The court then rules that the Corps acted in bad faith by not informing Congress that its authorization was for a project that had never passed full NEPA review. The Corps was obliged to at least alert Congress it was proceeding on unreviewed information. Dismissing the Corps' contention that the SIPACR was an internal agency document not subject to NEPA coordination, the court finds that the Corps subjected it to NEPA review after the 1983 legislation was passed and thus was an SEIS. After discussing the purpose and role of an SEIS and that it is subject to full NEPA review, the court rules that a challenge to an agency's failure to file an SEIS need only show that the project may have significant impact on the environment and that the agency did not act unreasonably. The court then finds that the SIPACR and the EIS-PACR were significantly different documents analyzing different effects upon the environment.
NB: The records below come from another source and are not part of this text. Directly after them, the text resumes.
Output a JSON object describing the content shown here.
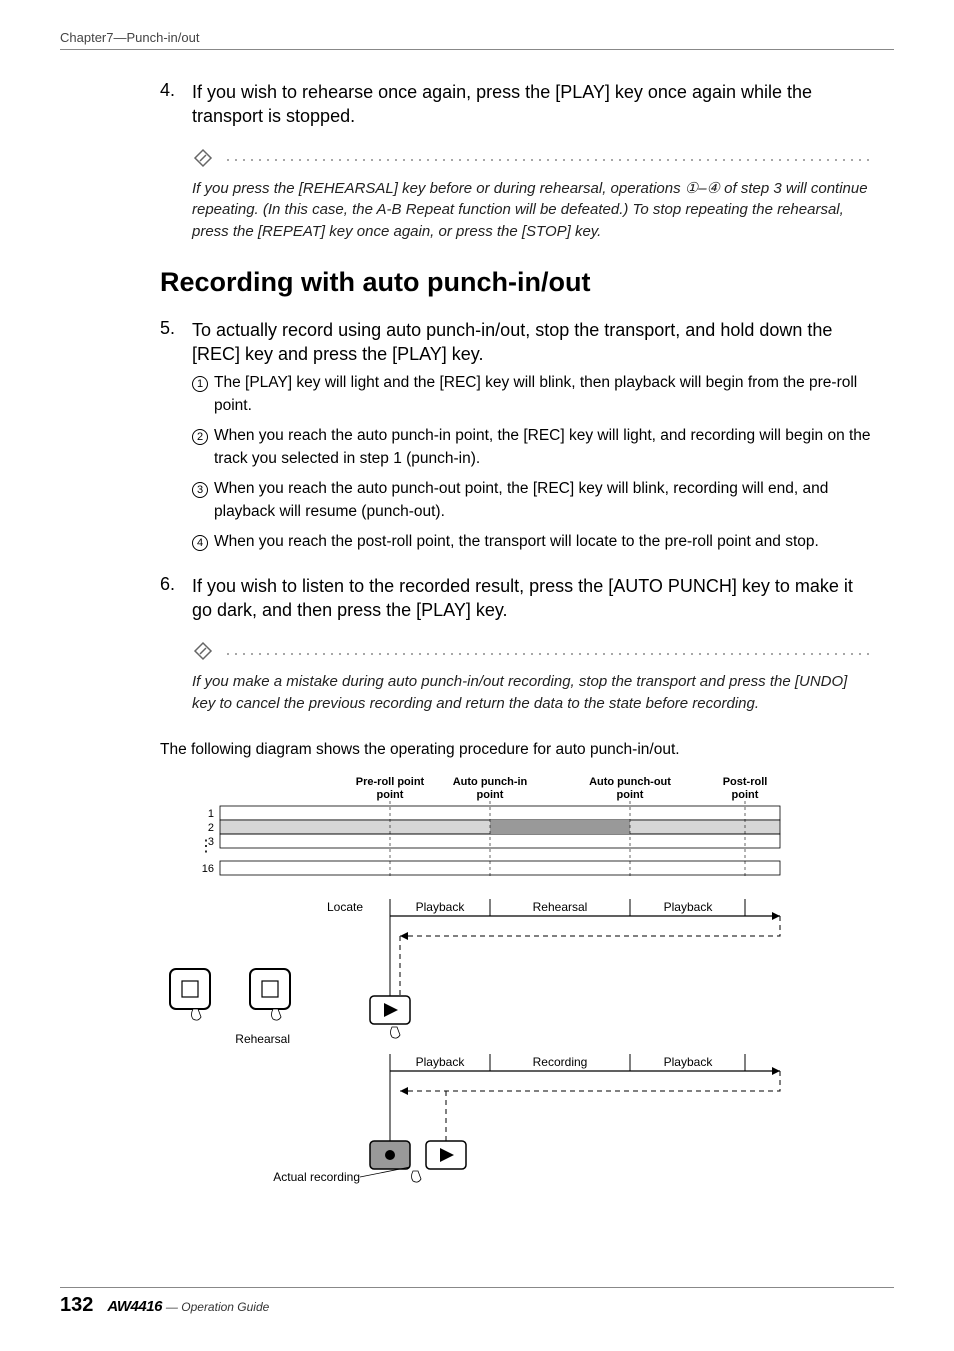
{
  "header": {
    "chapter": "Chapter7—Punch-in/out"
  },
  "step4": {
    "num": "4.",
    "head": "If you wish to rehearse once again, press the [PLAY] key once again while the transport is stopped."
  },
  "note1": "If you press the [REHEARSAL] key before or during rehearsal, operations ①–④ of step 3 will continue repeating. (In this case, the A-B Repeat function will be defeated.) To stop repeating the rehearsal, press the [REPEAT] key once again, or press the [STOP] key.",
  "section_title": "Recording with auto punch-in/out",
  "step5": {
    "num": "5.",
    "head": "To actually record using auto punch-in/out, stop the transport, and hold down the [REC] key and press the [PLAY] key.",
    "items": [
      "The [PLAY] key will light and the [REC] key will blink, then playback will begin from the pre-roll point.",
      "When you reach the auto punch-in point, the [REC] key will light, and recording will begin on the track you selected in step 1 (punch-in).",
      "When you reach the auto punch-out point, the [REC] key will blink, recording will end, and playback will resume (punch-out).",
      "When you reach the post-roll point, the transport will locate to the pre-roll point and stop."
    ]
  },
  "step6": {
    "num": "6.",
    "head": "If you wish to listen to the recorded result, press the [AUTO PUNCH] key to make it go dark, and then press the [PLAY] key."
  },
  "note2": "If you make a mistake during auto punch-in/out recording, stop the transport and press the [UNDO] key to cancel the previous recording and return the data to the state before recording.",
  "diagram_intro": "The following diagram shows the operating procedure for auto punch-in/out.",
  "chart_data": {
    "type": "diagram",
    "points": {
      "preroll": "Pre-roll point",
      "punchin": "Auto punch-in point",
      "punchout": "Auto punch-out point",
      "postroll": "Post-roll point"
    },
    "tracks": [
      "1",
      "2",
      "3",
      "⋮",
      "16"
    ],
    "row_rehearsal": {
      "segments": [
        "Locate",
        "Playback",
        "Rehearsal",
        "Playback"
      ],
      "button_label": "Rehearsal"
    },
    "row_recording": {
      "segments": [
        "Playback",
        "Recording",
        "Playback"
      ],
      "button_label": "Actual recording"
    }
  },
  "footer": {
    "page": "132",
    "product": "AW4416",
    "guide": "— Operation Guide"
  }
}
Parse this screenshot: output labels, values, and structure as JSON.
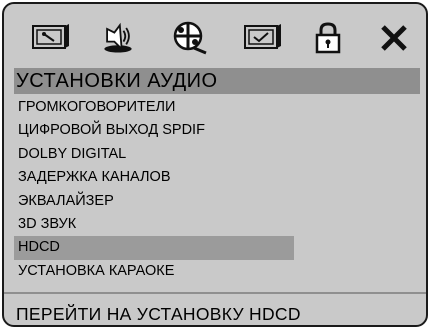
{
  "icons": [
    "wrench-setup-icon",
    "speaker-audio-icon",
    "film-reel-video-icon",
    "checkbox-preference-icon",
    "lock-icon",
    "close-icon"
  ],
  "header": {
    "title": "УСТАНОВКИ АУДИО"
  },
  "menu": {
    "items": [
      {
        "label": "ГРОМКОГОВОРИТЕЛИ"
      },
      {
        "label": "ЦИФРОВОЙ ВЫХОД SPDIF"
      },
      {
        "label": "DOLBY DIGITAL"
      },
      {
        "label": "ЗАДЕРЖКА КАНАЛОВ"
      },
      {
        "label": "ЭКВАЛАЙЗЕР"
      },
      {
        "label": "3D ЗВУК"
      },
      {
        "label": "HDCD"
      },
      {
        "label": "УСТАНОВКА КАРАОКЕ"
      }
    ],
    "selected": "HDCD"
  },
  "status": {
    "text": "ПЕРЕЙТИ НА УСТАНОВКУ HDCD"
  },
  "colors": {
    "background": "#c9c9c9",
    "header": "#8f8f8f",
    "selected_row": "#9b9b9b"
  }
}
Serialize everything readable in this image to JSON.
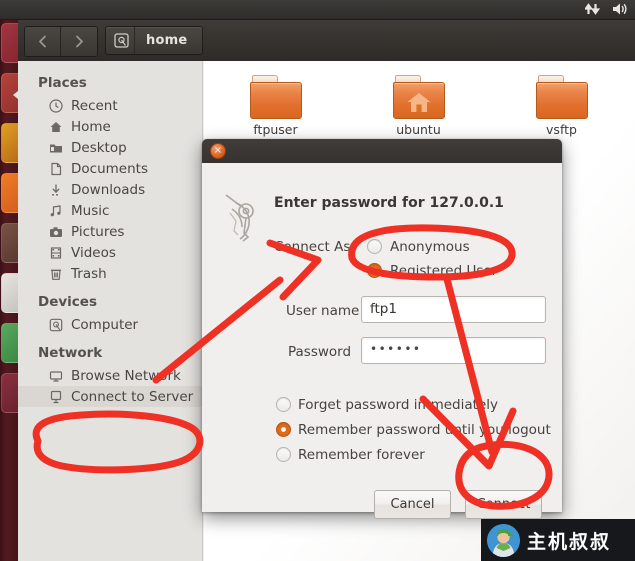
{
  "top_panel": {
    "indicators": [
      "network-updown-icon",
      "volume-icon"
    ]
  },
  "launcher": {
    "name": "unity-launcher",
    "items": [
      {
        "name": "launcher-item-dash",
        "color": "#8e2a33"
      },
      {
        "name": "launcher-item-files",
        "color": "#a33a33"
      },
      {
        "name": "launcher-item-firefox",
        "color": "#c78a1c"
      },
      {
        "name": "launcher-item-libreoffice",
        "color": "#e0651d"
      },
      {
        "name": "launcher-item-software-center",
        "color": "#5b3a2e"
      },
      {
        "name": "launcher-item-settings",
        "color": "#d6d2cd"
      },
      {
        "name": "launcher-item-terminal",
        "color": "#3f8c4a"
      },
      {
        "name": "launcher-item-trash",
        "color": "#6b2730"
      }
    ]
  },
  "toolbar": {
    "back_label": "‹",
    "forward_label": "›",
    "breadcrumb_icon": "computer-disk-icon",
    "breadcrumb_label": "home"
  },
  "sidebar": {
    "sections": [
      {
        "title": "Places",
        "items": [
          {
            "label": "Recent",
            "icon": "clock-icon",
            "active": false
          },
          {
            "label": "Home",
            "icon": "home-icon",
            "active": false
          },
          {
            "label": "Desktop",
            "icon": "desktop-folder-icon",
            "active": false
          },
          {
            "label": "Documents",
            "icon": "document-icon",
            "active": false
          },
          {
            "label": "Downloads",
            "icon": "download-arrow-icon",
            "active": false
          },
          {
            "label": "Music",
            "icon": "music-note-icon",
            "active": false
          },
          {
            "label": "Pictures",
            "icon": "camera-icon",
            "active": false
          },
          {
            "label": "Videos",
            "icon": "film-icon",
            "active": false
          },
          {
            "label": "Trash",
            "icon": "trash-icon",
            "active": false
          }
        ]
      },
      {
        "title": "Devices",
        "items": [
          {
            "label": "Computer",
            "icon": "computer-disk-icon",
            "active": false
          }
        ]
      },
      {
        "title": "Network",
        "items": [
          {
            "label": "Browse Network",
            "icon": "network-icon",
            "active": false
          },
          {
            "label": "Connect to Server",
            "icon": "server-icon",
            "active": true
          }
        ]
      }
    ]
  },
  "files": [
    {
      "label": "ftpuser",
      "type": "folder"
    },
    {
      "label": "ubuntu",
      "type": "home-folder"
    },
    {
      "label": "vsftp",
      "type": "folder"
    }
  ],
  "dialog": {
    "close_label": "×",
    "icon": "keyring-keys-icon",
    "heading": "Enter password for 127.0.0.1",
    "connect_as_label": "Connect As",
    "connect_as_options": [
      {
        "label": "Anonymous",
        "selected": false
      },
      {
        "label": "Registered User",
        "selected": true
      }
    ],
    "username_label": "User name",
    "username_value": "ftp1",
    "password_label": "Password",
    "password_value": "••••••",
    "remember_options": [
      {
        "label": "Forget password immediately",
        "selected": false
      },
      {
        "label": "Remember password until you logout",
        "selected": true
      },
      {
        "label": "Remember forever",
        "selected": false
      }
    ],
    "cancel_label": "Cancel",
    "connect_label": "Connect"
  },
  "annotations": {
    "color": "#ee3124",
    "marks": [
      {
        "name": "ellipse-connect-to-server",
        "shape": "ellipse"
      },
      {
        "name": "arrow-to-registered-user",
        "shape": "arrow"
      },
      {
        "name": "ellipse-registered-user",
        "shape": "ellipse"
      },
      {
        "name": "arrow-to-connect-button",
        "shape": "arrow"
      },
      {
        "name": "ellipse-connect-button",
        "shape": "ellipse"
      }
    ]
  },
  "watermark": {
    "text": "主机叔叔",
    "avatar": "person-avatar-icon"
  }
}
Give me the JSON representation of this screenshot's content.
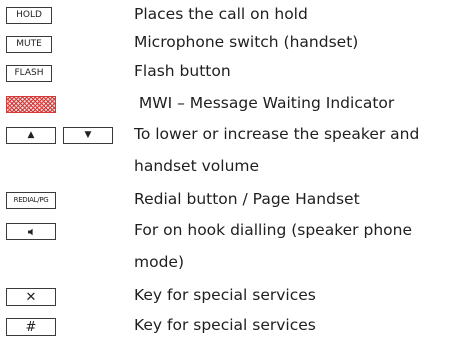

The EIS-PACR deleted fish and wildlife enhancement as a project purpose and did not analyze a navigational project purpose. The court holds that these differences constitute a significant impact on the environment and thus the Corps' decision not to supplement the EIS-PACR was unreasonable. The court rejects the Corps' contention that had it known Congress would rely on the SIPACR, it would have subjected it to NEPA requirements.

After exploring the differences between authorization and appropriations, the court notes that the latter is not a vehicle for substantive legislation and holds that the 1985 appropriations bill's legislative history does not constitute authorization for the project. Since the 1983 authorization was based upon incomplete NEPA review, Congress was unable to make an objective project determination as mandated by NEPA. Further, the court holds that the 1985 appropriations bill was based on the incomplete NEPA review documentation and thus did not remedy the total defect in the 1983 legislation.

The court orders the Corps to complete the EIS-PACR and SIPACR reviews and present the objective information to Congress. Pending this action, the injunction is to remain in force.

The full text of this opinion is available from ELR (51 pp. $9,50, ELR Order No. C-1354).

Counsel for Plaintiffs
Rayburn Berry
11281 Richmond, Bldg. J, #110B, Houston TX 77802

Counsel for Defendants
Frances Stacy, Ass't U.S. Attorney
P.O. Box 61129, Houston TX 77208
(713) 229-2600

Counsel for Intervenors
Warren G. Clark Jr.
P.O. Drawer GG, Anahuac TX 77514
(409) 267-3161

Bue, J.


16 ELR 20786 | Environmental Law Reporter | copyright © 1986 | All rights reserved